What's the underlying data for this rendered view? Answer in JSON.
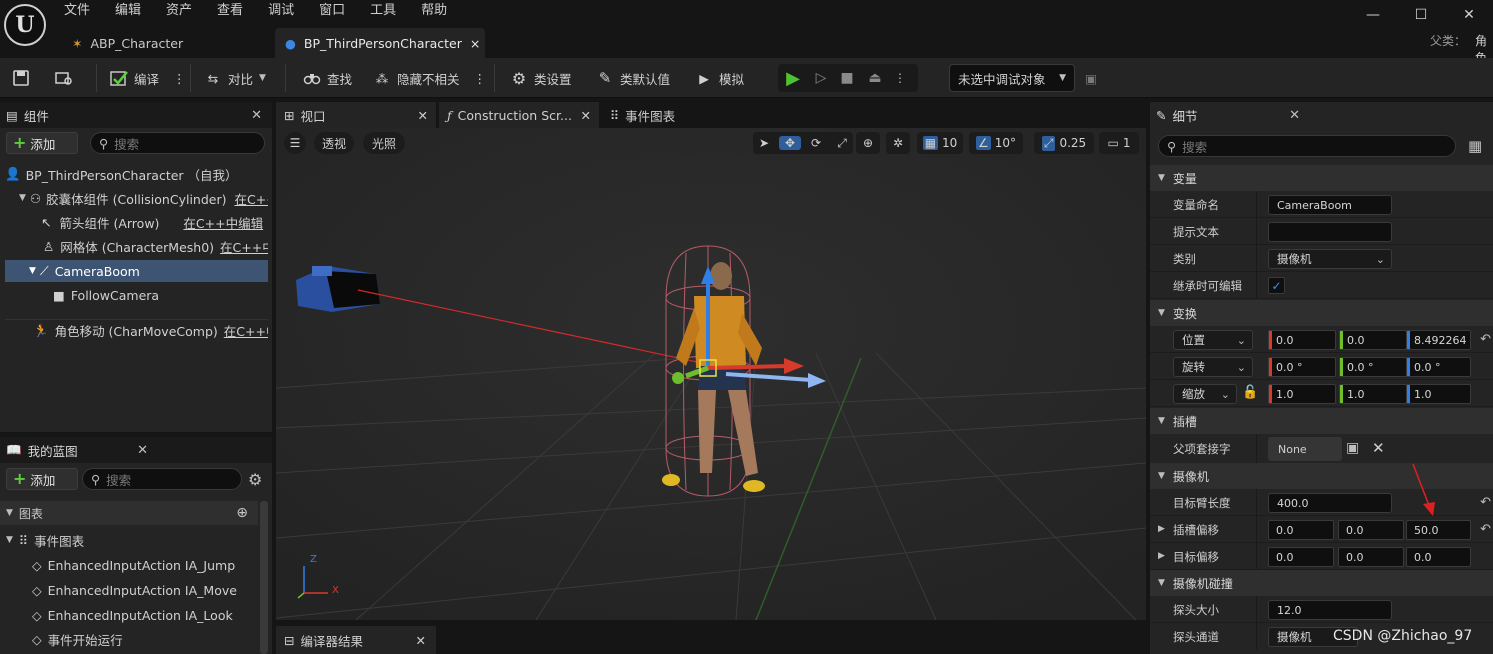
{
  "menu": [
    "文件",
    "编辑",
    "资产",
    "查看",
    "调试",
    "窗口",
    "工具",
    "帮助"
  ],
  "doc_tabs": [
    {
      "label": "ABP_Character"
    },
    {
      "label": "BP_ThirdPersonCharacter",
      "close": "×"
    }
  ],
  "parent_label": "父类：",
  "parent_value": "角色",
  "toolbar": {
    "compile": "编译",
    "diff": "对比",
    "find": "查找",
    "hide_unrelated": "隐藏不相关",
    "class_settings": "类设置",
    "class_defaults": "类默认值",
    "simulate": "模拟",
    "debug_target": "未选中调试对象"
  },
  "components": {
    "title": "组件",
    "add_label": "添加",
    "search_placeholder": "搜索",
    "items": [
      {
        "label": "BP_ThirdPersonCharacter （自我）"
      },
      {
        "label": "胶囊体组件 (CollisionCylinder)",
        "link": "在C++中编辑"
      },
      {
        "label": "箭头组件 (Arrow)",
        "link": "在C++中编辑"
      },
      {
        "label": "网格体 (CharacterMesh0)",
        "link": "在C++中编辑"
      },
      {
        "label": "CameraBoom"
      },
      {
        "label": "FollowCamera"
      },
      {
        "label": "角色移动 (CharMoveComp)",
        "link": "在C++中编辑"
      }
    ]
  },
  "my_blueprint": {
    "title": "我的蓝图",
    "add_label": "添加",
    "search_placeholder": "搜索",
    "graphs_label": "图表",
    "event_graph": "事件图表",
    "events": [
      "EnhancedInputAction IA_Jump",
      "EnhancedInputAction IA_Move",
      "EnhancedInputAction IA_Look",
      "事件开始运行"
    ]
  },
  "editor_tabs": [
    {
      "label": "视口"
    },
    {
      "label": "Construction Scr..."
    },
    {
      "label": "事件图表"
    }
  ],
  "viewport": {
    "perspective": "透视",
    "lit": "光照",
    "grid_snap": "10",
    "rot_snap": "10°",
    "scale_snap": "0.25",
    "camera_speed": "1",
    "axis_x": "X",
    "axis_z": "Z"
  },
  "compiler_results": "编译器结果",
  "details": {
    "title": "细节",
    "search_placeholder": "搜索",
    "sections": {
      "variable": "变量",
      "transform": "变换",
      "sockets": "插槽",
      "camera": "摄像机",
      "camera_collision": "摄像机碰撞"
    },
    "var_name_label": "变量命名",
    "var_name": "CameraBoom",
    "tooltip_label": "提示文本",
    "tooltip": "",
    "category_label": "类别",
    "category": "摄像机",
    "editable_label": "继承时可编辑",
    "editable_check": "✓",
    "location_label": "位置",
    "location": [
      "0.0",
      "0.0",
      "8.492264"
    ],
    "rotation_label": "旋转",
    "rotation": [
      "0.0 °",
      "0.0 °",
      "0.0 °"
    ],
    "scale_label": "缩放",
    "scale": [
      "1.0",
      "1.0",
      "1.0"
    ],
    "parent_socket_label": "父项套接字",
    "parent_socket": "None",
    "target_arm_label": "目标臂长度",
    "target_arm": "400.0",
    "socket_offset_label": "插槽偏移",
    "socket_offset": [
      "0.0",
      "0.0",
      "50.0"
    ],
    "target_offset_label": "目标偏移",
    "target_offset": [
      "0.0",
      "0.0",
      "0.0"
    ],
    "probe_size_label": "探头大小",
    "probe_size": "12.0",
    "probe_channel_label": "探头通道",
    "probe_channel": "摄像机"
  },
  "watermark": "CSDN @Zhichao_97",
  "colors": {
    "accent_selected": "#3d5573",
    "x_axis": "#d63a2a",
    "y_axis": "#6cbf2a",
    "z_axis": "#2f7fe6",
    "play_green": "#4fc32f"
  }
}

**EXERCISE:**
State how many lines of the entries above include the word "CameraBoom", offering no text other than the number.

**COMPLETED TASK:**
2